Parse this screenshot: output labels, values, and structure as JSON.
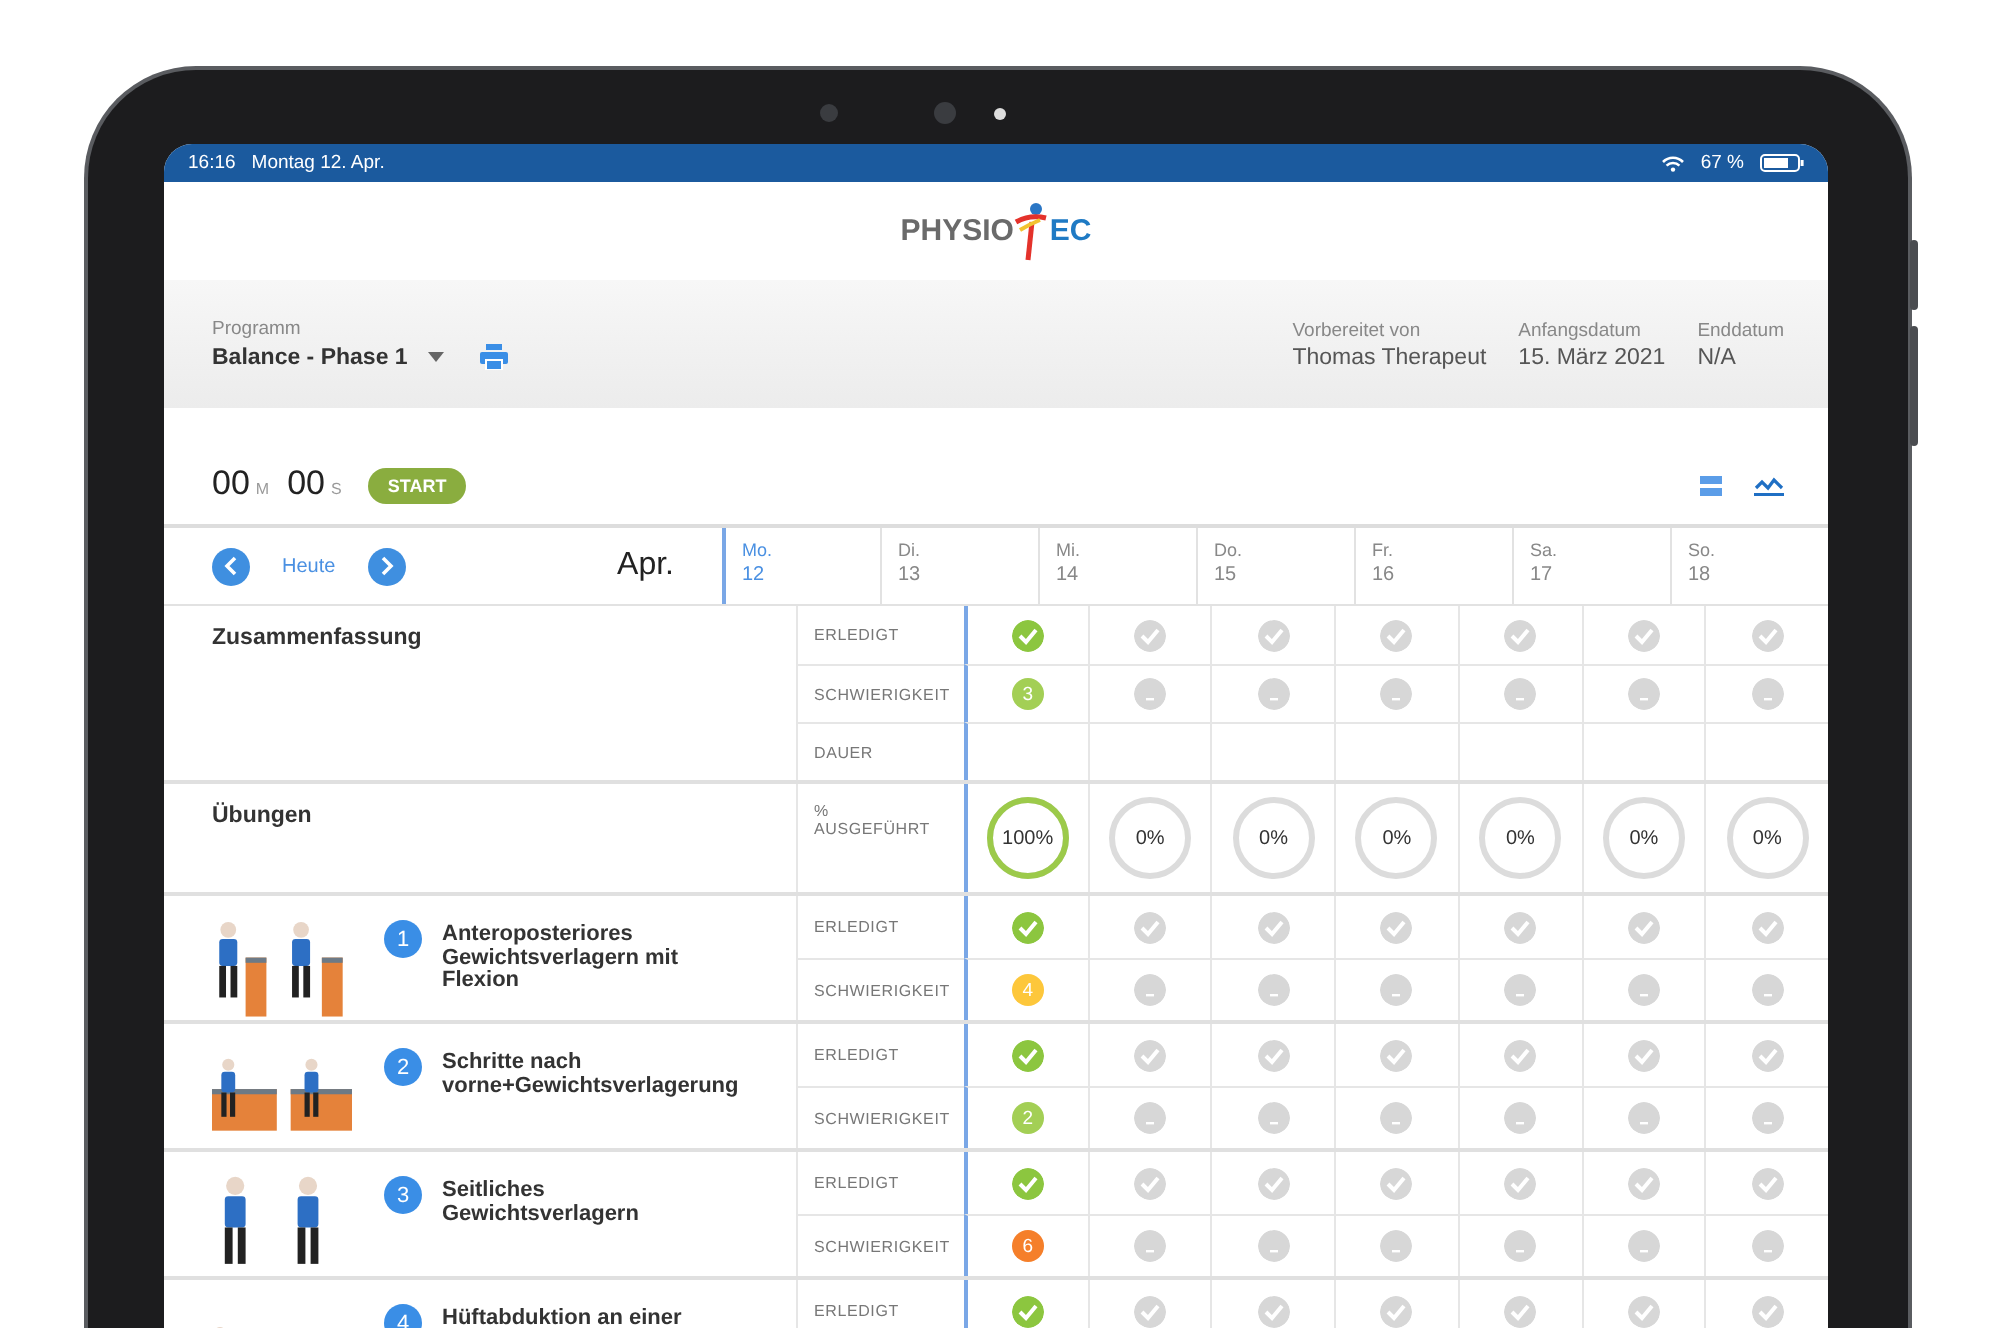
{
  "status_bar": {
    "time": "16:16",
    "date": "Montag 12. Apr.",
    "battery": "67 %"
  },
  "logo": {
    "left": "PHYSIO",
    "right": "EC"
  },
  "program": {
    "label": "Programm",
    "value": "Balance - Phase 1",
    "prepared_by_label": "Vorbereitet von",
    "prepared_by": "Thomas Therapeut",
    "start_label": "Anfangsdatum",
    "start": "15. März 2021",
    "end_label": "Enddatum",
    "end": "N/A"
  },
  "timer": {
    "minutes": "00",
    "minutes_unit": "M",
    "seconds": "00",
    "seconds_unit": "S",
    "button": "START"
  },
  "week": {
    "today": "Heute",
    "month": "Apr.",
    "days": [
      {
        "weekday": "Mo.",
        "date": "12",
        "selected": true
      },
      {
        "weekday": "Di.",
        "date": "13",
        "selected": false
      },
      {
        "weekday": "Mi.",
        "date": "14",
        "selected": false
      },
      {
        "weekday": "Do.",
        "date": "15",
        "selected": false
      },
      {
        "weekday": "Fr.",
        "date": "16",
        "selected": false
      },
      {
        "weekday": "Sa.",
        "date": "17",
        "selected": false
      },
      {
        "weekday": "So.",
        "date": "18",
        "selected": false
      }
    ]
  },
  "summary": {
    "title": "Zusammenfassung",
    "rows": [
      {
        "label": "ERLEDIGT",
        "kind": "done",
        "cells": [
          {
            "done": true
          },
          {
            "done": false
          },
          {
            "done": false
          },
          {
            "done": false
          },
          {
            "done": false
          },
          {
            "done": false
          },
          {
            "done": false
          }
        ]
      },
      {
        "label": "SCHWIERIGKEIT",
        "kind": "difficulty",
        "cells": [
          {
            "value": "3",
            "color": "#a3cf55"
          },
          {
            "rated": false
          },
          {
            "rated": false
          },
          {
            "rated": false
          },
          {
            "rated": false
          },
          {
            "rated": false
          },
          {
            "rated": false
          }
        ]
      },
      {
        "label": "DAUER",
        "kind": "duration"
      }
    ]
  },
  "progress": {
    "title": "Übungen",
    "label": "% AUSGEFÜHRT",
    "cells": [
      {
        "text": "100%",
        "level": 1
      },
      {
        "text": "0%",
        "level": 0
      },
      {
        "text": "0%",
        "level": 0
      },
      {
        "text": "0%",
        "level": 0
      },
      {
        "text": "0%",
        "level": 0
      },
      {
        "text": "0%",
        "level": 0
      },
      {
        "text": "0%",
        "level": 0
      }
    ]
  },
  "exercises": [
    {
      "number": "1",
      "name": "Anteroposteriores Gewichtsverlagern mit Flexion",
      "rows": [
        {
          "label": "ERLEDIGT",
          "kind": "done",
          "cells": [
            {
              "done": true
            },
            {
              "done": false
            },
            {
              "done": false
            },
            {
              "done": false
            },
            {
              "done": false
            },
            {
              "done": false
            },
            {
              "done": false
            }
          ]
        },
        {
          "label": "SCHWIERIGKEIT",
          "kind": "difficulty",
          "cells": [
            {
              "value": "4",
              "color": "#fdc73b"
            },
            {
              "rated": false
            },
            {
              "rated": false
            },
            {
              "rated": false
            },
            {
              "rated": false
            },
            {
              "rated": false
            },
            {
              "rated": false
            }
          ]
        }
      ]
    },
    {
      "number": "2",
      "name": "Schritte nach vorne+Gewichtsverlagerung",
      "rows": [
        {
          "label": "ERLEDIGT",
          "kind": "done",
          "cells": [
            {
              "done": true
            },
            {
              "done": false
            },
            {
              "done": false
            },
            {
              "done": false
            },
            {
              "done": false
            },
            {
              "done": false
            },
            {
              "done": false
            }
          ]
        },
        {
          "label": "SCHWIERIGKEIT",
          "kind": "difficulty",
          "cells": [
            {
              "value": "2",
              "color": "#a3cf55"
            },
            {
              "rated": false
            },
            {
              "rated": false
            },
            {
              "rated": false
            },
            {
              "rated": false
            },
            {
              "rated": false
            },
            {
              "rated": false
            }
          ]
        }
      ]
    },
    {
      "number": "3",
      "name": "Seitliches Gewichtsverlagern",
      "rows": [
        {
          "label": "ERLEDIGT",
          "kind": "done",
          "cells": [
            {
              "done": true
            },
            {
              "done": false
            },
            {
              "done": false
            },
            {
              "done": false
            },
            {
              "done": false
            },
            {
              "done": false
            },
            {
              "done": false
            }
          ]
        },
        {
          "label": "SCHWIERIGKEIT",
          "kind": "difficulty",
          "cells": [
            {
              "value": "6",
              "color": "#f57f2a"
            },
            {
              "rated": false
            },
            {
              "rated": false
            },
            {
              "rated": false
            },
            {
              "rated": false
            },
            {
              "rated": false
            },
            {
              "rated": false
            }
          ]
        }
      ]
    },
    {
      "number": "4",
      "name": "Hüftabduktion an einer",
      "rows": [
        {
          "label": "ERLEDIGT",
          "kind": "done",
          "cells": [
            {
              "done": true
            },
            {
              "done": false
            },
            {
              "done": false
            },
            {
              "done": false
            },
            {
              "done": false
            },
            {
              "done": false
            },
            {
              "done": false
            }
          ]
        }
      ]
    }
  ]
}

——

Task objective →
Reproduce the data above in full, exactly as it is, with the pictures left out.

Exercise response →
Parse this screenshot: output labels, values, and structure as JSON.
{
  "status_bar": {
    "time": "16:16",
    "date": "Montag 12. Apr.",
    "battery": "67 %"
  },
  "logo": {
    "left": "PHYSIO",
    "right": "EC"
  },
  "program": {
    "label": "Programm",
    "value": "Balance - Phase 1",
    "prepared_by_label": "Vorbereitet von",
    "prepared_by": "Thomas Therapeut",
    "start_label": "Anfangsdatum",
    "start": "15. März 2021",
    "end_label": "Enddatum",
    "end": "N/A"
  },
  "timer": {
    "minutes": "00",
    "minutes_unit": "M",
    "seconds": "00",
    "seconds_unit": "S",
    "button": "START"
  },
  "week": {
    "today": "Heute",
    "month": "Apr.",
    "days": [
      {
        "weekday": "Mo.",
        "date": "12",
        "selected": true
      },
      {
        "weekday": "Di.",
        "date": "13",
        "selected": false
      },
      {
        "weekday": "Mi.",
        "date": "14",
        "selected": false
      },
      {
        "weekday": "Do.",
        "date": "15",
        "selected": false
      },
      {
        "weekday": "Fr.",
        "date": "16",
        "selected": false
      },
      {
        "weekday": "Sa.",
        "date": "17",
        "selected": false
      },
      {
        "weekday": "So.",
        "date": "18",
        "selected": false
      }
    ]
  },
  "summary": {
    "title": "Zusammenfassung",
    "rows": [
      {
        "label": "ERLEDIGT",
        "kind": "done",
        "cells": [
          {
            "done": true
          },
          {
            "done": false
          },
          {
            "done": false
          },
          {
            "done": false
          },
          {
            "done": false
          },
          {
            "done": false
          },
          {
            "done": false
          }
        ]
      },
      {
        "label": "SCHWIERIGKEIT",
        "kind": "difficulty",
        "cells": [
          {
            "value": "3",
            "color": "#a3cf55"
          },
          {
            "rated": false
          },
          {
            "rated": false
          },
          {
            "rated": false
          },
          {
            "rated": false
          },
          {
            "rated": false
          },
          {
            "rated": false
          }
        ]
      },
      {
        "label": "DAUER",
        "kind": "duration"
      }
    ]
  },
  "progress": {
    "title": "Übungen",
    "label": "% AUSGEFÜHRT",
    "cells": [
      {
        "text": "100%",
        "level": 1
      },
      {
        "text": "0%",
        "level": 0
      },
      {
        "text": "0%",
        "level": 0
      },
      {
        "text": "0%",
        "level": 0
      },
      {
        "text": "0%",
        "level": 0
      },
      {
        "text": "0%",
        "level": 0
      },
      {
        "text": "0%",
        "level": 0
      }
    ]
  },
  "exercises": [
    {
      "number": "1",
      "name": "Anteroposteriores Gewichtsverlagern mit Flexion",
      "rows": [
        {
          "label": "ERLEDIGT",
          "kind": "done",
          "cells": [
            {
              "done": true
            },
            {
              "done": false
            },
            {
              "done": false
            },
            {
              "done": false
            },
            {
              "done": false
            },
            {
              "done": false
            },
            {
              "done": false
            }
          ]
        },
        {
          "label": "SCHWIERIGKEIT",
          "kind": "difficulty",
          "cells": [
            {
              "value": "4",
              "color": "#fdc73b"
            },
            {
              "rated": false
            },
            {
              "rated": false
            },
            {
              "rated": false
            },
            {
              "rated": false
            },
            {
              "rated": false
            },
            {
              "rated": false
            }
          ]
        }
      ]
    },
    {
      "number": "2",
      "name": "Schritte nach vorne+Gewichtsverlagerung",
      "rows": [
        {
          "label": "ERLEDIGT",
          "kind": "done",
          "cells": [
            {
              "done": true
            },
            {
              "done": false
            },
            {
              "done": false
            },
            {
              "done": false
            },
            {
              "done": false
            },
            {
              "done": false
            },
            {
              "done": false
            }
          ]
        },
        {
          "label": "SCHWIERIGKEIT",
          "kind": "difficulty",
          "cells": [
            {
              "value": "2",
              "color": "#a3cf55"
            },
            {
              "rated": false
            },
            {
              "rated": false
            },
            {
              "rated": false
            },
            {
              "rated": false
            },
            {
              "rated": false
            },
            {
              "rated": false
            }
          ]
        }
      ]
    },
    {
      "number": "3",
      "name": "Seitliches Gewichtsverlagern",
      "rows": [
        {
          "label": "ERLEDIGT",
          "kind": "done",
          "cells": [
            {
              "done": true
            },
            {
              "done": false
            },
            {
              "done": false
            },
            {
              "done": false
            },
            {
              "done": false
            },
            {
              "done": false
            },
            {
              "done": false
            }
          ]
        },
        {
          "label": "SCHWIERIGKEIT",
          "kind": "difficulty",
          "cells": [
            {
              "value": "6",
              "color": "#f57f2a"
            },
            {
              "rated": false
            },
            {
              "rated": false
            },
            {
              "rated": false
            },
            {
              "rated": false
            },
            {
              "rated": false
            },
            {
              "rated": false
            }
          ]
        }
      ]
    },
    {
      "number": "4",
      "name": "Hüftabduktion an einer",
      "rows": [
        {
          "label": "ERLEDIGT",
          "kind": "done",
          "cells": [
            {
              "done": true
            },
            {
              "done": false
            },
            {
              "done": false
            },
            {
              "done": false
            },
            {
              "done": false
            },
            {
              "done": false
            },
            {
              "done": false
            }
          ]
        }
      ]
    }
  ]
}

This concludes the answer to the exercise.